One of the oldest sayings in the wine world is that great wine is made in the vineyard. This doesn’t mean you don’t need wineries or winemakers. It just means that a talented winemaker, or a first-rate production company, has a built-in advantage when the grapes they choose are sourced from great vineyards.
Farmers have their own goals. Their job is to cultivate grapevines with a balance of leaf canopy and fruit that produces healthy grapes with an ideal degree of ripeness and flavor. To achieve that, they look for their own built-in advantage: an ideal vineyard site with a combination of soil, climate and overall topography that gives them the highest percentage chance of producing healthy vines and optimal fruit.
Many winegrowers still ascribe these natural factors to the blessings of Mother Nature. When you plant a vineyard in a place naturally conducive to grapevines, you are respecting Nature. She certainly has the last say when it comes to weather patterns, which have had much impact on the quality of grapes and resulting wines as site conditions. The French use the term terroir, or “sense of place,” to describe the role of vineyards in the quality of wines. But all of this still comes down to human decisions—making the right choice on where to plant, and making the right decisions on how to farm.

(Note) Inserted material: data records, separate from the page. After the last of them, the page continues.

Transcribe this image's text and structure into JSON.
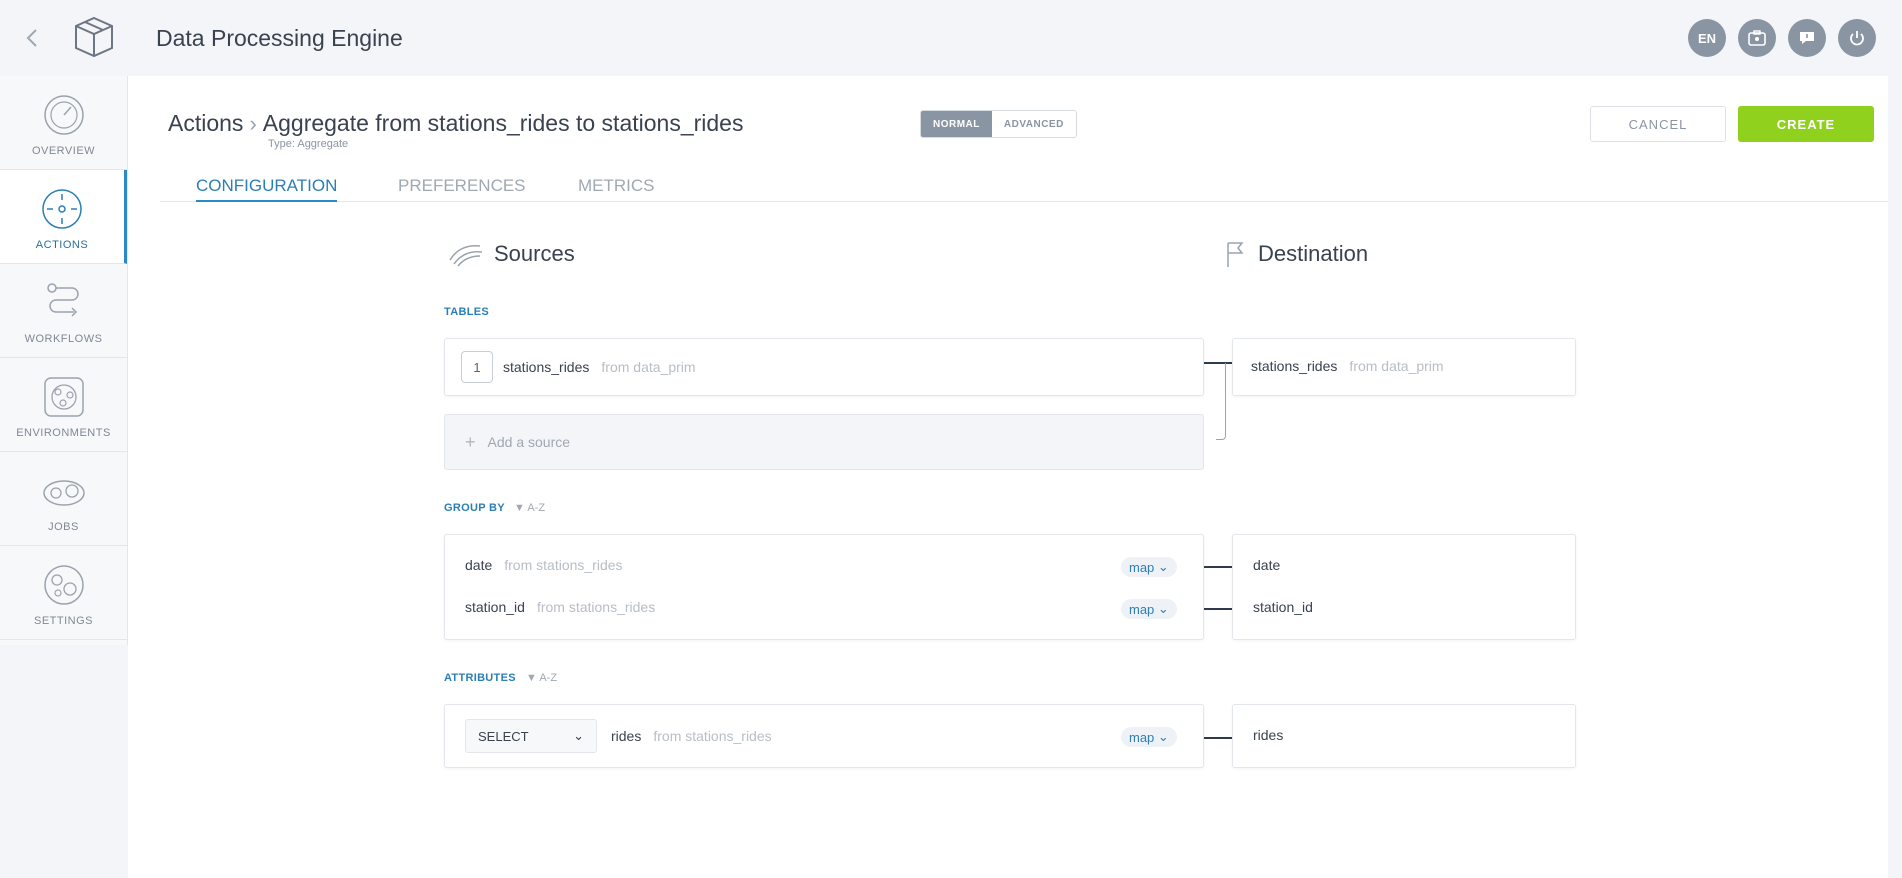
{
  "app": {
    "title": "Data Processing Engine"
  },
  "topbar": {
    "lang": "EN"
  },
  "sidebar": {
    "items": [
      {
        "label": "OVERVIEW"
      },
      {
        "label": "ACTIONS"
      },
      {
        "label": "WORKFLOWS"
      },
      {
        "label": "ENVIRONMENTS"
      },
      {
        "label": "JOBS"
      },
      {
        "label": "SETTINGS"
      }
    ]
  },
  "header": {
    "crumb_root": "Actions",
    "crumb_current": "Aggregate from stations_rides to stations_rides",
    "subtype": "Type: Aggregate",
    "mode_normal": "NORMAL",
    "mode_advanced": "ADVANCED",
    "cancel": "CANCEL",
    "create": "CREATE"
  },
  "tabs": [
    "CONFIGURATION",
    "PREFERENCES",
    "METRICS"
  ],
  "sources": {
    "title": "Sources",
    "destination_title": "Destination",
    "tables_label": "TABLES",
    "table_index": "1",
    "table_name": "stations_rides",
    "table_from": "from data_prim",
    "add_source": "Add a source",
    "dest_table_name": "stations_rides",
    "dest_table_from": "from data_prim"
  },
  "group_by": {
    "label": "GROUP BY",
    "sort": "A-Z",
    "rows": [
      {
        "name": "date",
        "from": "from stations_rides",
        "map": "map",
        "dest": "date"
      },
      {
        "name": "station_id",
        "from": "from stations_rides",
        "map": "map",
        "dest": "station_id"
      }
    ]
  },
  "attributes": {
    "label": "ATTRIBUTES",
    "sort": "A-Z",
    "select_value": "SELECT",
    "name": "rides",
    "from": "from stations_rides",
    "map": "map",
    "dest": "rides"
  },
  "colors": {
    "accent": "#2b8ac6",
    "create": "#8fd11c",
    "muted": "#8a95a3"
  }
}
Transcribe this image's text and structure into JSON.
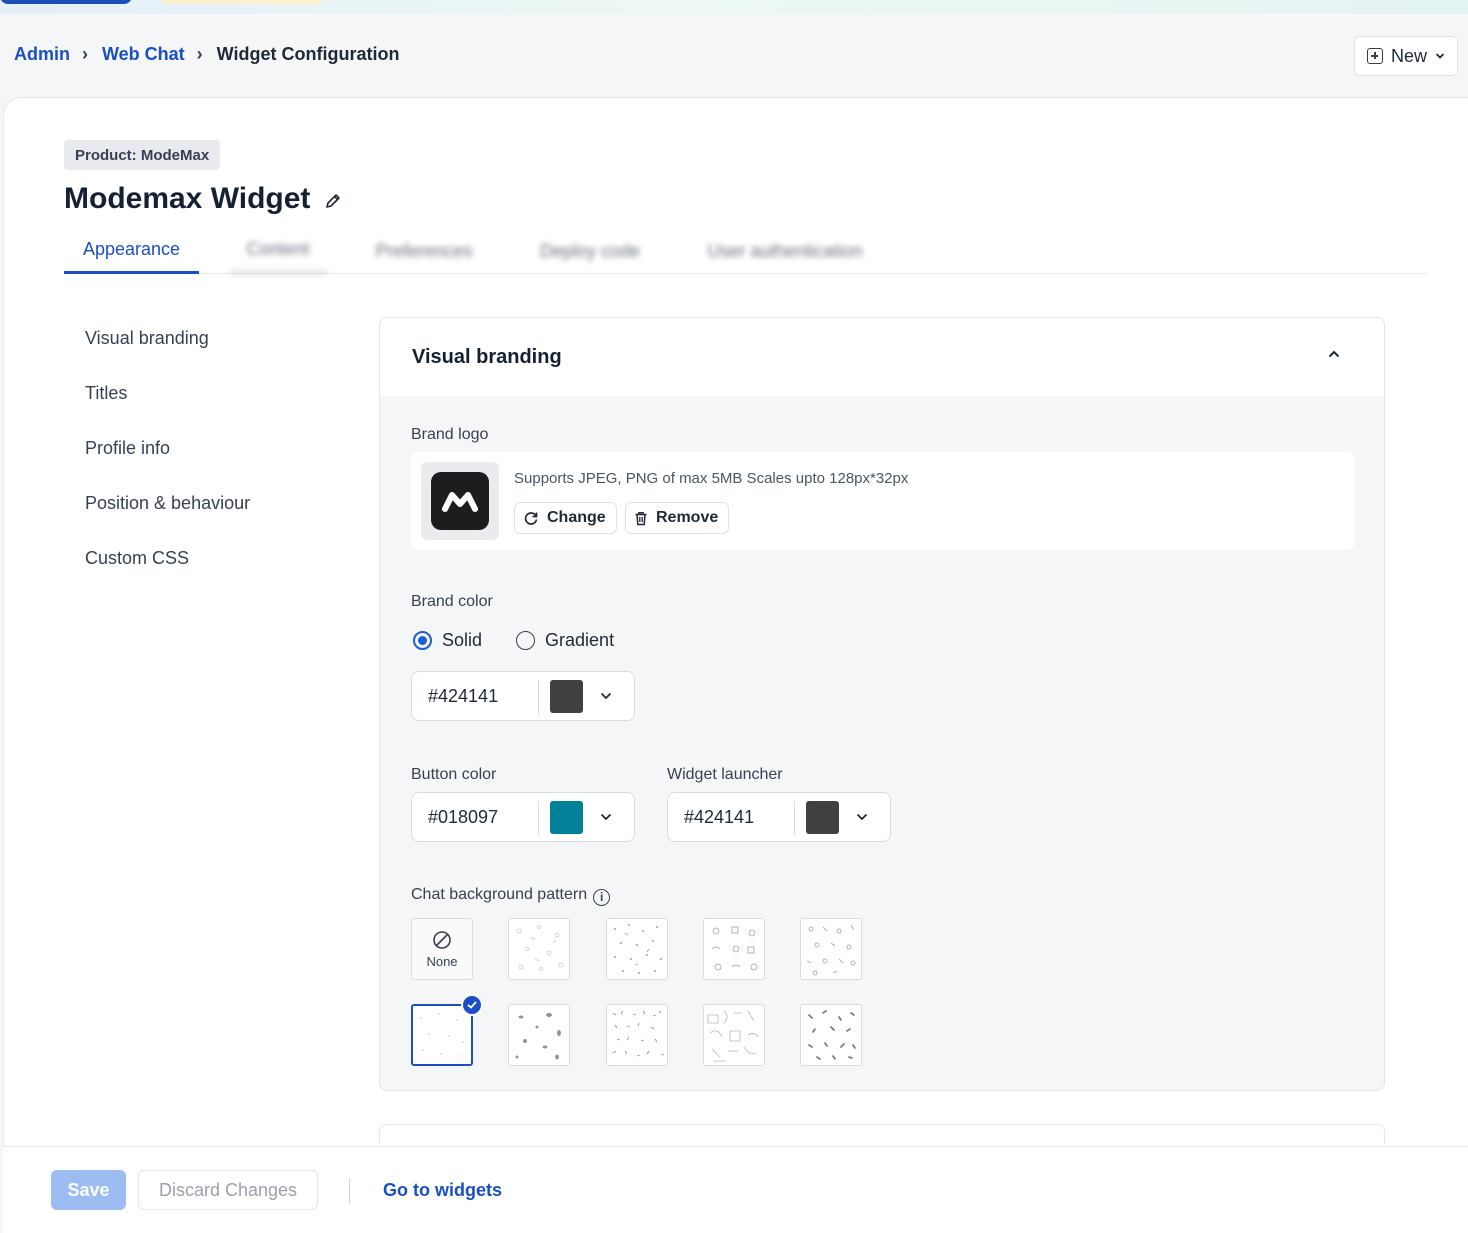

More than ever, many wine lovers look for the term “Old Vine” on wine labels. Although this is a marketing term which is still unregulated in wine regions around the world, the use of the description makes a strong implication that the grapes going into a bottling come from vineyards consisting of older vines. In California, for instance, it is vineyards with vines over 50 years old that are generally considered “old vine.”
There is a 501(c)(3) organization called Historic Vineyard Society that endeavors to recognize and preserve California vineyards consisting of large proportions (at least one-third) of vines over 50 years old. As of 2023, there are over 200 California vineyards certified by Historic Vineyard Society, although there are undoubtedly more than three times that number that are still unrecognized (application for HVS certification is voluntary).
The cachet of old vines is that these are plants that have grown old enough—many HVS vineyards were first planted as long ago as the 1850s and early 1900s (hence, their “historic” significance)—to have developed deep rooting systems, and trunks, arms or spurs that are strong enough to draw a maximum amount of sap and nutrients from the ground. Therefore, it is no coincidence that vineyards that have thrived for over 50 years in one place also happen to sit on the best possible sites for grapevines. It takes an ideal environment to cultivate plants healthy enough to survive and produce optimal quality fruit for long periods of time.
Not surprisingly, the oldest vine plantings in both Old World and New World countries consist of grape varieties that are the most ideally suited to their respective environments. In Germany, it is Riesling; in France, grapes such as Chardonnay or Sauvignon blanc. In California Zinfandel was recognized as the most suitable cultivar for the state’s Mediterranean climate as early as the 1850s. Therefore, most old vine vineyards in California are planted to Zinfandel, although there are other grapes of Mediterranean origin (such as Carignan, Cinsaut and Mourvèdre) found in California’s historic vineyards.
Randy Caparoso is one of those wine professionals who see an outsized beauty in old vines. After a multi-award winning, 3-decade career as a sommelier and restaurateur, in 2010 Mr. Caparoso put down roots in a cottage in the middle of 50-year-old vines in Lodi, California. The Lodi appellation, says Caparoso, “reminded me of the old vine regions of South-West France.” There are more old vine plantings in Lodi than any other wine region in California.
Caparoso began working with the over 750 growers belonging to the Lodi Winegrape Commission. He has recently published a 450-page book entitled Lodi! The Definitive Guide and History of America’s Largest Winegrowing Region (KitchenCinco Press).
Lodi may not be “Napa,” but Caparoso is bullish on the significance of this region, where most old vines even grow on their own natural rootstocks, rather than grafted on roots resistant to the phylloxera louse that ravaged most of the world’s vineyards (including that of most of California) in the late 1800s. When you live in Lodi, you become naturally fluent in the language, and values, of “old vines.”
In the Summer 2022 issue of Wine & Spirits Magazine, Patrick Comiskey wrote, on Caparoso’s Lodi! book:
“This is a chronicle of people and communities that have preserved old vines and an old agricultural way of life. Caparoso conveys a deep appreciation for the families and their wineries that are the lifeblood of the region.
“In addition, Caparoso is a terrific photographer, roaming the vines at dusk and dawn for dramatic shots of vineyards, harvests, bush vines and people. You come away with a deep appreciation of a region you might have never thought twice about.”
In this day and age, the benefits in terms of sustainability, biodiversity, and preservation of the history of vineyards have become more important than ever to wine lovers. Fine wine has always been more than an alcoholic beverage. It can be something that stimulates the senses of beauty, conscience and aesthetics. It’s something to talk about. You, too, can learn to grasp that language more fluently by speaking with Randy Caparoso, who now dedicates his life to one enduring wine culture—that of old vine wines.